INSTRUCTIONS FOR THE TASK - Reproduce the records exactly, but not the pictures.

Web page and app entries
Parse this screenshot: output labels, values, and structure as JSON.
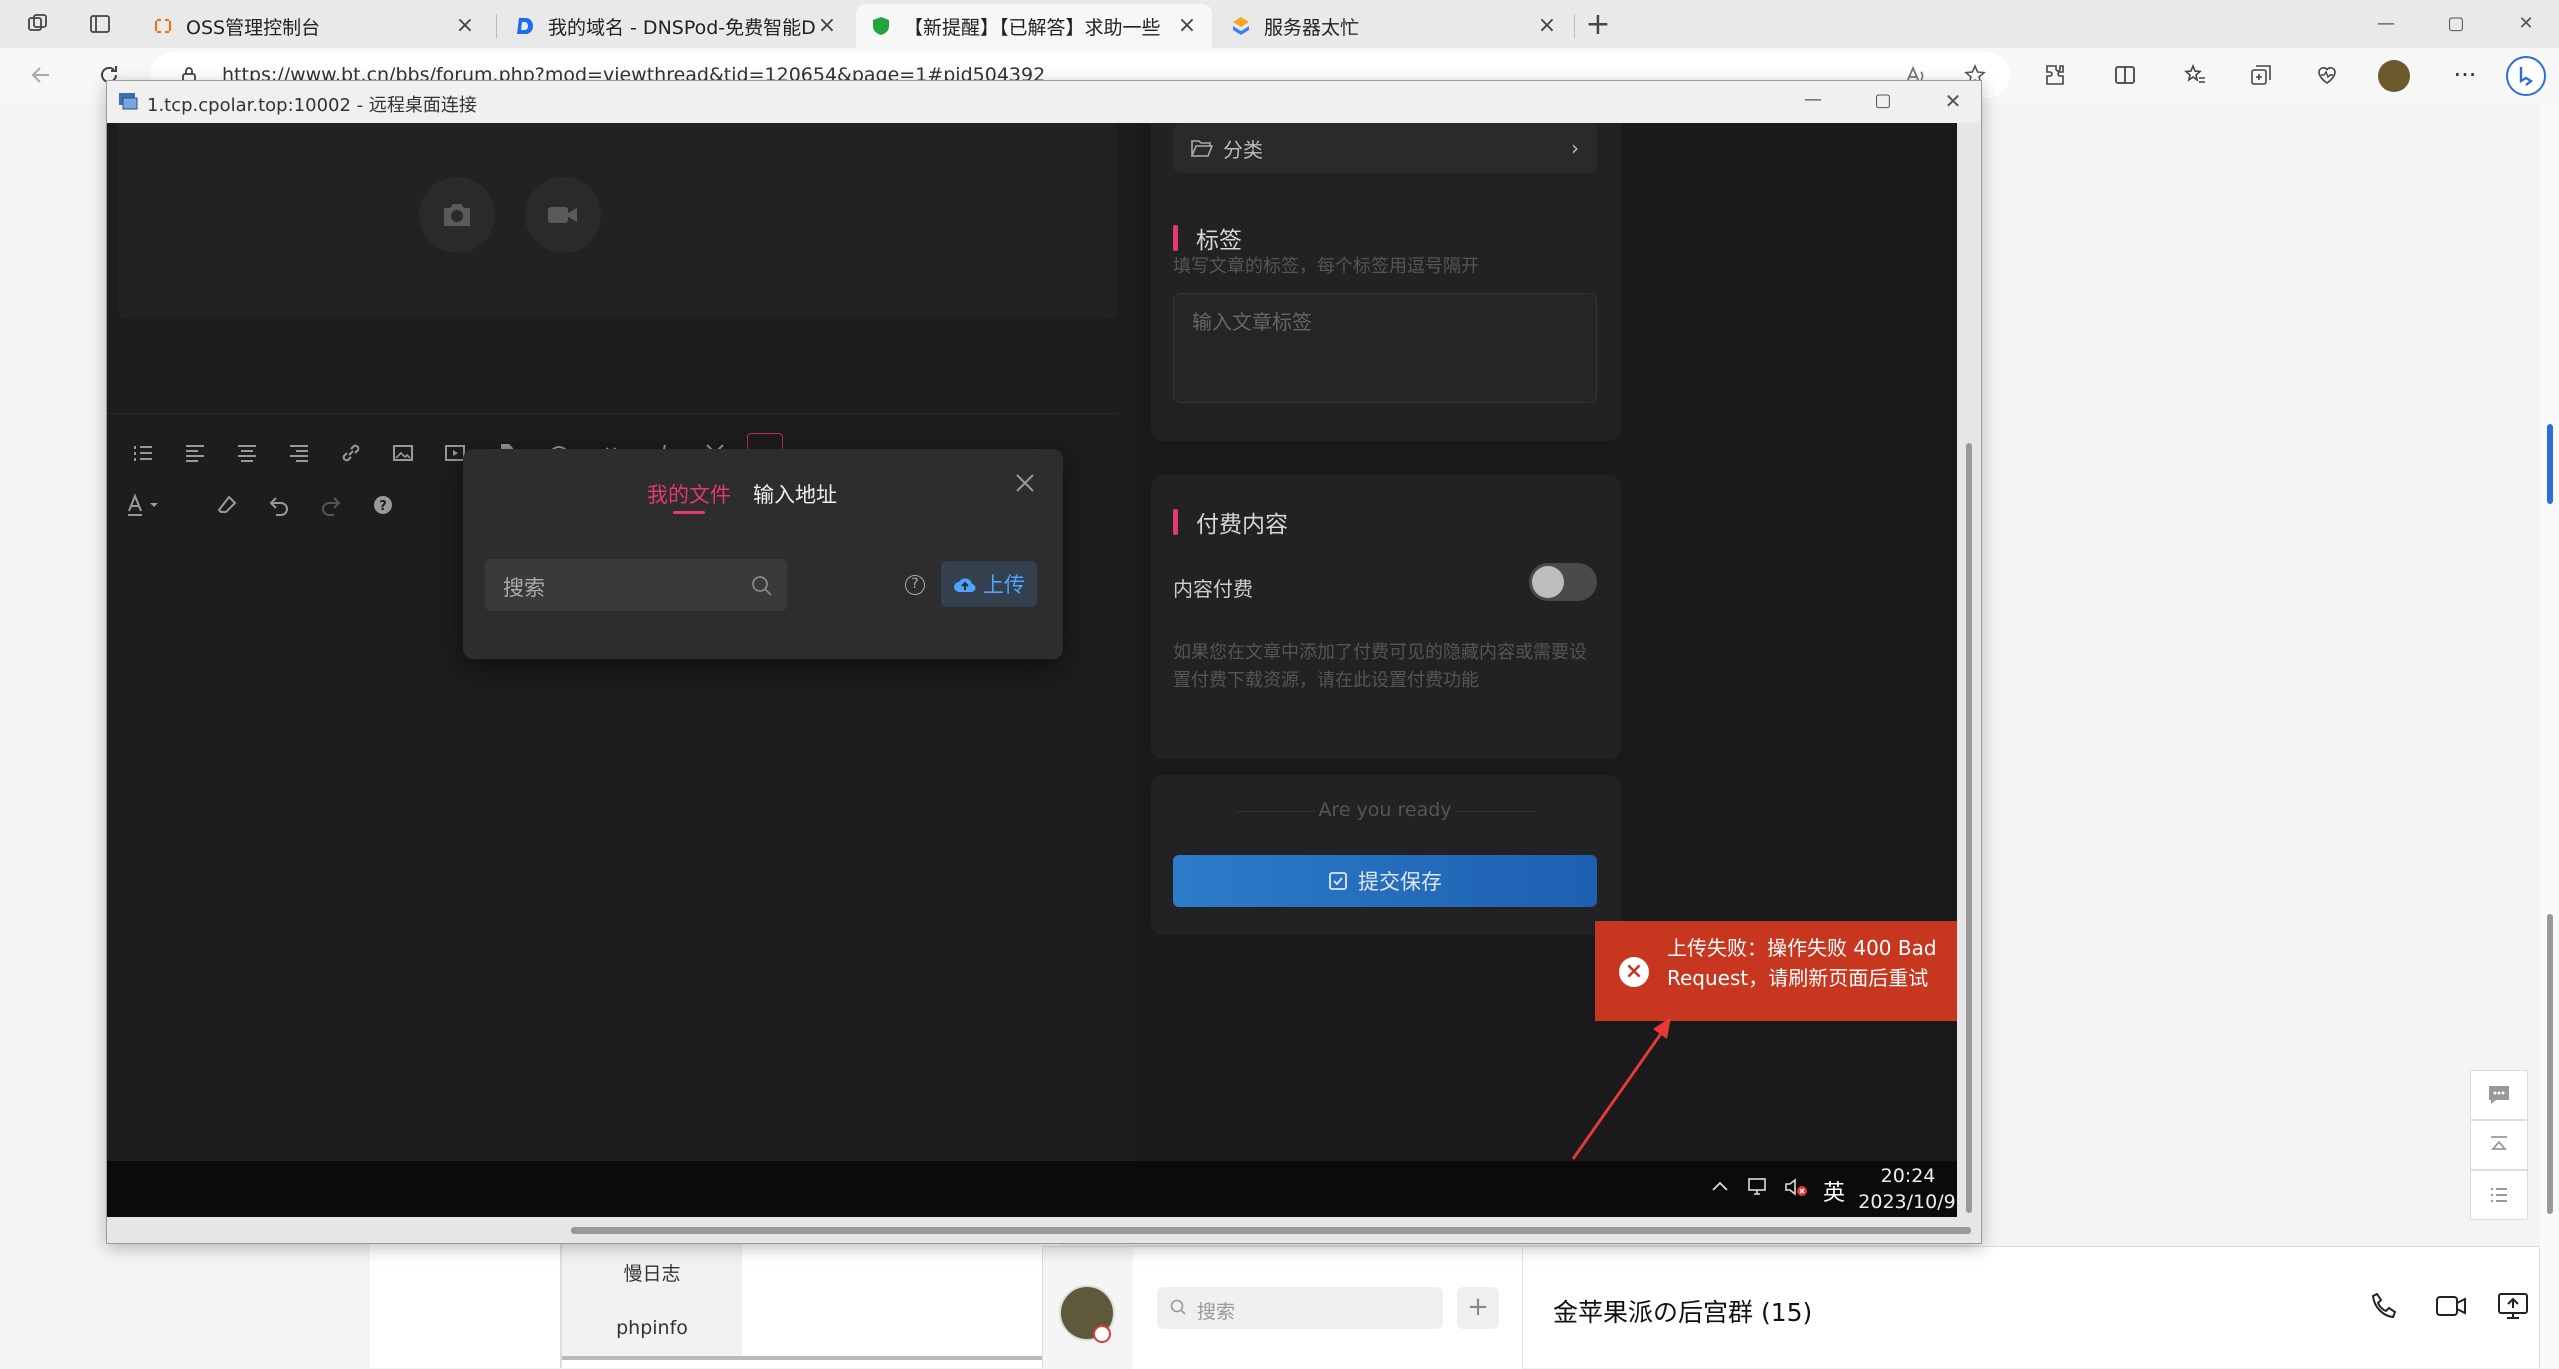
{
  "browser": {
    "tabs": [
      {
        "title": "OSS管理控制台",
        "active": false
      },
      {
        "title": "我的域名 - DNSPod-免费智能DN",
        "active": false
      },
      {
        "title": "【新提醒】【已解答】求助一些",
        "active": true
      },
      {
        "title": "服务器太忙",
        "active": false
      }
    ],
    "url": "https://www.bt.cn/bbs/forum.php?mod=viewthread&tid=120654&page=1#pid504392",
    "new_tab": "+"
  },
  "rdp": {
    "title": "1.tcp.cpolar.top:10002 - 远程桌面连接"
  },
  "editor": {
    "category_label": "分类",
    "tags_title": "标签",
    "tags_hint": "填写文章的标签，每个标签用逗号隔开",
    "tags_placeholder": "输入文章标签",
    "paid_title": "付费内容",
    "paid_toggle_label": "内容付费",
    "paid_hint": "如果您在文章中添加了付费可见的隐藏内容或需要设置付费下载资源，请在此设置付费功能",
    "ready_text": "Are you ready",
    "submit_label": "提交保存"
  },
  "file_modal": {
    "tab_my_files": "我的文件",
    "tab_url": "输入地址",
    "search_placeholder": "搜索",
    "upload_label": "上传",
    "help_icon": "?"
  },
  "toast": {
    "message": "上传失败：操作失败 400 Bad Request，请刷新页面后重试",
    "icon": "×"
  },
  "remote_taskbar": {
    "ime": "英",
    "time": "20:24",
    "date": "2023/10/9"
  },
  "forum_sidebar": {
    "items": [
      "慢日志",
      "phpinfo"
    ]
  },
  "qq": {
    "search_placeholder": "搜索",
    "add": "+",
    "group_title": "金苹果派の后宫群 (15)"
  },
  "colors": {
    "accent_pink": "#e4386e",
    "error_red": "#c7361e",
    "submit_blue": "#2c7cc9",
    "link_blue": "#4fa3ff"
  }
}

REPLY -
Parse this screenshot: output labels, values, and structure as JSON.
{
  "browser": {
    "tabs": [
      {
        "title": "OSS管理控制台",
        "active": false
      },
      {
        "title": "我的域名 - DNSPod-免费智能DN",
        "active": false
      },
      {
        "title": "【新提醒】【已解答】求助一些",
        "active": true
      },
      {
        "title": "服务器太忙",
        "active": false
      }
    ],
    "url": "https://www.bt.cn/bbs/forum.php?mod=viewthread&tid=120654&page=1#pid504392",
    "new_tab": "+"
  },
  "rdp": {
    "title": "1.tcp.cpolar.top:10002 - 远程桌面连接"
  },
  "editor": {
    "category_label": "分类",
    "tags_title": "标签",
    "tags_hint": "填写文章的标签，每个标签用逗号隔开",
    "tags_placeholder": "输入文章标签",
    "paid_title": "付费内容",
    "paid_toggle_label": "内容付费",
    "paid_hint": "如果您在文章中添加了付费可见的隐藏内容或需要设置付费下载资源，请在此设置付费功能",
    "ready_text": "Are you ready",
    "submit_label": "提交保存"
  },
  "file_modal": {
    "tab_my_files": "我的文件",
    "tab_url": "输入地址",
    "search_placeholder": "搜索",
    "upload_label": "上传",
    "help_icon": "?"
  },
  "toast": {
    "message": "上传失败：操作失败 400 Bad Request，请刷新页面后重试",
    "icon": "×"
  },
  "remote_taskbar": {
    "ime": "英",
    "time": "20:24",
    "date": "2023/10/9"
  },
  "forum_sidebar": {
    "items": [
      "慢日志",
      "phpinfo"
    ]
  },
  "qq": {
    "search_placeholder": "搜索",
    "add": "+",
    "group_title": "金苹果派の后宫群 (15)"
  },
  "colors": {
    "accent_pink": "#e4386e",
    "error_red": "#c7361e",
    "submit_blue": "#2c7cc9",
    "link_blue": "#4fa3ff"
  }
}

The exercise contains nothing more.